12 mins ago
CAIRO – The leadership of Egypt's ruling party stepped down Saturday as the military figures spearheading the transition tried to placate protesters without giving them the one resignation they demand, President Hosni Mubarak's. The United States gave key backing to the regime's gradual changes, warning of the dangers if Mubarak goes too quickly.
But protesters in the streets rejected the new concessions and vowed to keep up their campaign until the 82-year-old president steps down. Many are convinced that the regime wants to wear down their movement and enact only superficial democratic reforms that will leave its deeply entrenched monopoly on power in place.
Tens of thousands thronged Cairo's central Tahrir Square in a 12th day of protests, waving flags and chanting, "He will go! He will go!"
Mubarak, who has ruled Egypt with an authoritarian hand for nearly 30 years, insists he must stay in office until his term ends, after a September presidential election. The military figures he has installed to lead the government — Vice President Omar Suleiman and Prime Minister Ahmed Shafiq — have offered in the meantime to hold negotiations with the protesters and the entire opposition over democratic reforms to ensure a fair vote.
A day after President Barack Obama pushed Mubarak to leave quickly, the U.S. administration changed tone Saturday with a strong endorsement of Suleiman's plans.
"It's important to support the transition process announced by the Egyptian government actually headed by now-Vice President Omar Suleiman," Secretary of State Hillary Rodham Clinton said at an international security conference in Munich, Germany. She warned that without orderly change, extremists could derail the process.
A U.S. envoy who met Mubarak earlier this week, former ambassador Frank Wisner, went further still, saying it is "crucial" that Mubarak remain in place for the time being to ensure reforms go through.

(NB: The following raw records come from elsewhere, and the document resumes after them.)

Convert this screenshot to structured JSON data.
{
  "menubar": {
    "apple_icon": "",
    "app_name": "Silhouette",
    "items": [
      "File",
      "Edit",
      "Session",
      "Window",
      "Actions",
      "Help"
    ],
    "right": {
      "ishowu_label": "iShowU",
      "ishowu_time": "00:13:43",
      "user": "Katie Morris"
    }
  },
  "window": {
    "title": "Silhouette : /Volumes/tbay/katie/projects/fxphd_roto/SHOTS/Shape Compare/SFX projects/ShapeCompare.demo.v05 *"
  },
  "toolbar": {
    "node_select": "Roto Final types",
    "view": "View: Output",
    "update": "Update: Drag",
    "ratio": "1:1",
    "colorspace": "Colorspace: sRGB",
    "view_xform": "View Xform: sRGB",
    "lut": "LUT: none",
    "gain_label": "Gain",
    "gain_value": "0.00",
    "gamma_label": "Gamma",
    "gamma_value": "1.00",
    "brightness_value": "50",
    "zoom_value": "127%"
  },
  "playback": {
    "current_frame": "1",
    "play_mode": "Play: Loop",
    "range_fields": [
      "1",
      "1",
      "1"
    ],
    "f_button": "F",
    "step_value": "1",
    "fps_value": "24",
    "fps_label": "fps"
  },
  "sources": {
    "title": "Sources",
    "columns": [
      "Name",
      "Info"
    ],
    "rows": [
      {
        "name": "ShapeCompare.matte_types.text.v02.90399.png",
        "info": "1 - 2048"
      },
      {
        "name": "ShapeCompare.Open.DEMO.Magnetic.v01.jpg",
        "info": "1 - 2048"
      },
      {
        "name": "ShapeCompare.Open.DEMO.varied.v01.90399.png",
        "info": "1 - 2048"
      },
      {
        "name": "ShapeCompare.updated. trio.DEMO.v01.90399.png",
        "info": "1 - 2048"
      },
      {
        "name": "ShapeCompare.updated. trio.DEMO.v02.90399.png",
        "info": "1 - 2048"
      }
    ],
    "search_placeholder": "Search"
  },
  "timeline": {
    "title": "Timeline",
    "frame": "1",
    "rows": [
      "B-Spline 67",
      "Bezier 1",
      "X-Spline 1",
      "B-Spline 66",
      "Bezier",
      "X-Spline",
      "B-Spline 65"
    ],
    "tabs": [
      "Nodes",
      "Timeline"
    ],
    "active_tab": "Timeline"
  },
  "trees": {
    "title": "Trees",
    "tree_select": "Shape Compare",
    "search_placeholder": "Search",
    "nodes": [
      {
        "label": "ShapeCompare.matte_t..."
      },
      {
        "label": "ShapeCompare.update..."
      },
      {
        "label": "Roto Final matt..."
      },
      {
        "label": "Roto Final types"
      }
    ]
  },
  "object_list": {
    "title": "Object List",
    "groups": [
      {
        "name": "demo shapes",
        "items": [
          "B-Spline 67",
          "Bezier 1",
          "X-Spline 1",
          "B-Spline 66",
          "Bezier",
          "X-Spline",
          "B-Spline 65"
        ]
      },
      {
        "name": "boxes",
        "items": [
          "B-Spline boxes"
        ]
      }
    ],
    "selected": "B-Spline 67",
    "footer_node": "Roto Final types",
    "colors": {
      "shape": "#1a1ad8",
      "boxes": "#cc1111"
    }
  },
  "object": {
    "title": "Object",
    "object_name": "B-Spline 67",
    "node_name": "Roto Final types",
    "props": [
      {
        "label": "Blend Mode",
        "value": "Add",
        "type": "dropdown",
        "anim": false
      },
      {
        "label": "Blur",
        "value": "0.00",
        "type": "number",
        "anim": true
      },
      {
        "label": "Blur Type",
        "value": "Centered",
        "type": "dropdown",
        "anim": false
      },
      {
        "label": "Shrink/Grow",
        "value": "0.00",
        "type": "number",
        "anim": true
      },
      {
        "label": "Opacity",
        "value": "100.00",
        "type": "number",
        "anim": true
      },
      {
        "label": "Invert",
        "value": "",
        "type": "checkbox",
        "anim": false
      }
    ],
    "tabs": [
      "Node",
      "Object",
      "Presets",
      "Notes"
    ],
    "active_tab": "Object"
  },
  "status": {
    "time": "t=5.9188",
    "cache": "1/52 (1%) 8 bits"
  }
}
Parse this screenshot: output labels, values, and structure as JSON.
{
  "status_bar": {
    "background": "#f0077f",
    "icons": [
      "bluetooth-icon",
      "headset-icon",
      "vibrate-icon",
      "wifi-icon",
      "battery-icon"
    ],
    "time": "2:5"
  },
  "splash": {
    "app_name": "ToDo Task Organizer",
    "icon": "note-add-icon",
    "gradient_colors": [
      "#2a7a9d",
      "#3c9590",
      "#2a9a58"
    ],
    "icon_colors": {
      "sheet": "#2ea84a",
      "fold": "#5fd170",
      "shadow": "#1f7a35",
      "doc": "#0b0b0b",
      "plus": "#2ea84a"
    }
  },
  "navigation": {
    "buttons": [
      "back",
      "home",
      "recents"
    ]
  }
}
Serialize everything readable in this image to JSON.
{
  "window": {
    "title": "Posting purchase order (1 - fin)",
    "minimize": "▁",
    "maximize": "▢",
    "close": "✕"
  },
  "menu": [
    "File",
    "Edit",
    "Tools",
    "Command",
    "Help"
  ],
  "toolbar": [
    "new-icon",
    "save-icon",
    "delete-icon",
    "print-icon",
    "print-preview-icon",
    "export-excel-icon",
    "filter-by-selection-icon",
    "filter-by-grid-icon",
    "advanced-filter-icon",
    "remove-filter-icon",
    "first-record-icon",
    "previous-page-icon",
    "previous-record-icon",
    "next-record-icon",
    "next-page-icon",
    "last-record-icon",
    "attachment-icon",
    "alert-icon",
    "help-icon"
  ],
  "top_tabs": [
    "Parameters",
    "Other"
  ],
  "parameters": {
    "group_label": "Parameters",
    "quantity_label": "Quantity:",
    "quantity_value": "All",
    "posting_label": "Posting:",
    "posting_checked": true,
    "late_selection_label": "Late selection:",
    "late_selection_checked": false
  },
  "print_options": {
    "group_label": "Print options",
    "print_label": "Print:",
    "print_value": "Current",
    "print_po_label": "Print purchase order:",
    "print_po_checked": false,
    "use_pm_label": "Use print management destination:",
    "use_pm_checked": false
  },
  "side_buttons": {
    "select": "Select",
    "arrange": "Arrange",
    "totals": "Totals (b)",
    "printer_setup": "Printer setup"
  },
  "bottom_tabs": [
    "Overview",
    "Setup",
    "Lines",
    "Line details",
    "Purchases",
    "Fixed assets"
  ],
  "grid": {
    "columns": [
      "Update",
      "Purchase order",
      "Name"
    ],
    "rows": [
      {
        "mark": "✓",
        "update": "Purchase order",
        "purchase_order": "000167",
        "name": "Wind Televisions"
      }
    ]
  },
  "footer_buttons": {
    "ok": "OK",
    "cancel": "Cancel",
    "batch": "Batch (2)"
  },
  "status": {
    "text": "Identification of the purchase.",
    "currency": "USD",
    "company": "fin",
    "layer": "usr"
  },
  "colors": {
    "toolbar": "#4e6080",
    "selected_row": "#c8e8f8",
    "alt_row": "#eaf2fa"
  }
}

He pointed out that under the constitution, a Mubarak resignation would require new elections in two months, meaning they would take place under the current rules that all but guarantee a ruling party victory.